A couple years ago I shared with this list my journey of having been diagnosed with diabetes and the adjustments I was making. Over the months, I discovered that my blood-sugar levels were in the normal range and stopped treating myself, and when I moved to California, my doctor there said, “You’re not diabetic now, but you will be in five years.”
Well, he was right, if a bit liberal. On Monday I confirmed (with the help of an extraordinarily cute doctor!!) that I have full-blown diabetes.
My friends at school here are commenting that I seem to be pretty sanguine about all this, but really it’s just that I’ve had two years of advance preparation for this week’s announcement. Or maybe I’m in denial.
What is striking me the most about all this is that not everybody has the luxury of something reminding them constantly to engage in self-care. True, every morning before I eat anything, I have to poke myself with a needle to draw a drop of blood to see what my glucose levels are, and that is something that I am honor-bound to do every morning for the rest of my life. Diabetics are encouraged to eat small, frequent meals, which is kind of nice in a way, though it means that I don’t necessarily fill up. (Filling up now can mean, essentially, a lot of sugar dumping into the blood in two hours.) But when one has a busy and/or absorbing schedule, as I do, it is a great discipline to eat something every four hours or so.
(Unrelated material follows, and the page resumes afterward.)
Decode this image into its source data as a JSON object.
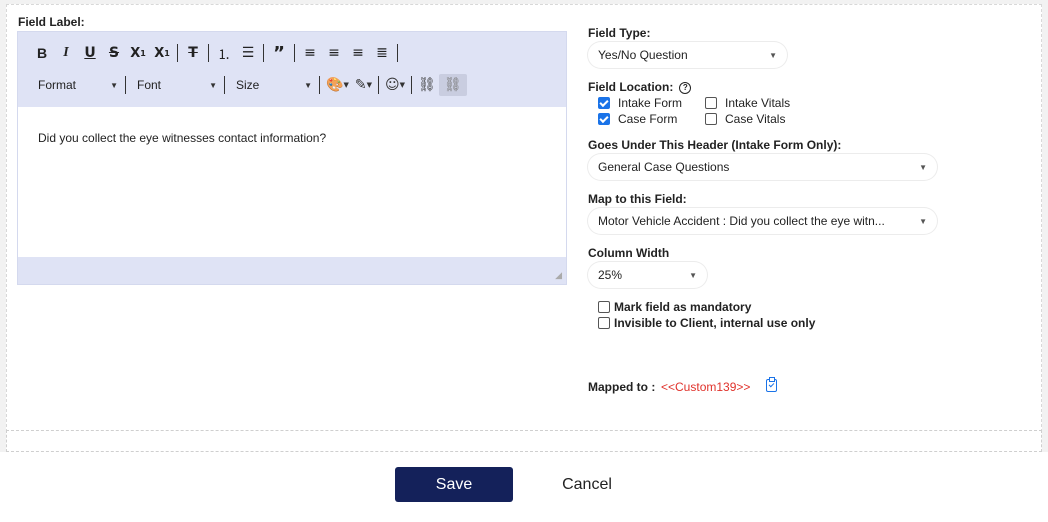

So I have to care for myself and I have to be available to myself and my own care on a regular basis. I am reminded of a couple in my building who, with their infant son, have become very dear to me. As I watch how Polleen, the mom, has to be there to nurse her child whenever he is hungry, I realize that my condition requires that I parent myself, that I be there for myself in a conscious, intentional way. I have been gifted of the Universe with the spiritual discipline of self-care. I have never been disciplined to do anything regularly before, but like a Buddhist, I have now been called upon to consider consciously the mundane details of my life. Essentially, I have been rescued from getting away with murder–namely, my own.
This is not a gift that I would have chosen. But, daily needle-sticks and all, I cannot but acknowledge that it is a gift nonetheless. I have again done some railing against the Universe, but ultimately, as with any spiritual discipline, I expect to be stronger for this some day.
If they ask what I did well,
Tell them I said “yes” to life.
~Alicia S. Carpenter
©2000 Khrysso Heart LeFey